Your toddler is learning to eat more solid foods and is becoming more active and independent. This is a time of exploration and discovery that sometimes doesn’t include being adventurous with food. You may even notice that your toddler refuses some of the foods he or she loved as an infant.
To make mealtime a bit easier—and healthier—have a few tricks up your sleeve. You may find that your child isn’t a picky eater, but may just take a bit more time to learn to enjoy different tastes and textures.
Variety keeps it interesting
When you offer your toddler a variety of shapes, colors, textures, and tastes at mealtime it not only keeps them interested, but gives them a more nutritionally balanced day. Try something crunchy, like whole grain crackers with something sweet like banana slices. Then add something with protein like cubed chicken or lean meat (cut into small pieces to avoid choking) and a bit of dairy like few pieces of string cheese or a cup of whole milk. You could serve salad as finger food with leafy greens without dressing, along with cut-up grapes or orange slices.
Use child-sized plates, cups, and utensils that fit their little hands and appetites. Then, pair unfamiliar food with a choice they already know and like to help them broaden their palate and enjoy more challenging foods. You don’t need to stick with the things you view as typical kid-friendly foods, but you can help them enjoy a bigger variety by serving them the same foods you are eating, just in smaller portions.
You don’t need to force your child to eat something he or she doesn’t like, but keep offering a variety of foods. The key is to keep exposing them to new tastes, colors, and textures. And, your example is critical. When your child sees you eating and enjoying veggies, they are much more likely to eat and enjoy veggies too. Sometimes your child just needs a model. When they see how much you like something they will be much more likely to try it themselves.
With your older toddler, it can be fun to take them to the grocery store with you and let them pick out a new fruit or veggie to try. Often when your child helped pick out a new food they will be more excited and willing to try it. Who knows? They may pick out something new to you too!
Make food easy to eat
Toddlers are enjoying their new independence. They like food they can hold themselves, like whole green beans, steamed carrot strips, or cubes of whole-grain bread. You can try things with different textures like avocado chunks, scrambled eggs, or even tofu. Noodles and pasta with different shapes and sizes are fun, and you can try cutting veggies in different shapes as well.
It’s best to avoid foods that are easy to choke on. Be careful with sticky foods like peanut butter and marshmallows, and watch out for small, hard foods like nuts, seeds, popcorn, raw carrots, and raisins. Slippery foods can also be troublesome, so avoid serving your child things like whole grapes and large pieces of meat or hot dogs.
Plan mealtimes and introduce a bit of structure
Keeping mealtime more structured can help to regulate your child’s appetite and attitude. Serve most meals and snacks in a designated area, like the kitchen table, and at about the same times each day.

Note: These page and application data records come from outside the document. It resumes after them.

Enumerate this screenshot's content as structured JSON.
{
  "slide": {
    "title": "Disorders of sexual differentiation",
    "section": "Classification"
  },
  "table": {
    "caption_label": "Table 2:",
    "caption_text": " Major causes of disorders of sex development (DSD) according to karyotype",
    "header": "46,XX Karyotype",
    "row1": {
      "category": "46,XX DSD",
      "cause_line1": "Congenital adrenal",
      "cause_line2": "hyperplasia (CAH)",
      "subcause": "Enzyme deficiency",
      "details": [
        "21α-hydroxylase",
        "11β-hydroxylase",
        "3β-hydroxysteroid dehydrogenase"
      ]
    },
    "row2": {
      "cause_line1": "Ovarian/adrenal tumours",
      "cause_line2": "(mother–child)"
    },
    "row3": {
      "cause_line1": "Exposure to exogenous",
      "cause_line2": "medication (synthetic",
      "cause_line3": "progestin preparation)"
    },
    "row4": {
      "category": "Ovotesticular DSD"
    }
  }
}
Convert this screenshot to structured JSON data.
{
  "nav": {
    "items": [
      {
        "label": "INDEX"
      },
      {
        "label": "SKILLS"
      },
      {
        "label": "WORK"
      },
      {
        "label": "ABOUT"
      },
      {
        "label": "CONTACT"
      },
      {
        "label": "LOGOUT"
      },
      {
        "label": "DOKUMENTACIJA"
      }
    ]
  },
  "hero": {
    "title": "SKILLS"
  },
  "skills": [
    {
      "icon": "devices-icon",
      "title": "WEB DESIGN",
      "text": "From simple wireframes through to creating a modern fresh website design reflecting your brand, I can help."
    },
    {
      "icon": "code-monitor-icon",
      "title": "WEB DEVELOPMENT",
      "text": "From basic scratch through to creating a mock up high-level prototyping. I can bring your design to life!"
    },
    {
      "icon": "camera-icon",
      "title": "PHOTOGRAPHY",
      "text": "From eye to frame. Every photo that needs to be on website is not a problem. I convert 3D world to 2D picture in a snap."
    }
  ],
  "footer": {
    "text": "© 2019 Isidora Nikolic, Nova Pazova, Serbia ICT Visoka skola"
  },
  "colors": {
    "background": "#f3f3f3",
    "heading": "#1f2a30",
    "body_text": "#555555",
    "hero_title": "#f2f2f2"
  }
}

Avoid falling into the short-order-cook habit of giving your child requested items all day long.
Toddlers’ tummies are only about the size of their little fist and fill up easily. A common mistake is to allow children to drink milk and juice throughout the day or snack between meals, decreasing appetite and intake at main meals.
As your child grows, so will their love for different foods. Be patient and keep introducing new, healthy alternatives to keep them on track and happy.
Written on February 21, 2019 by Annie Buck, OT
Annie Buck is an Occupational Therapist with Kids Who Count. She specializes in helping children with feeding and sensory delays. She lives in a houseful of boys. She and her husband have four sons, from 8-months-old to 7-years-old. Things are always loud at home with fun that usually involves someone wrestling someone else.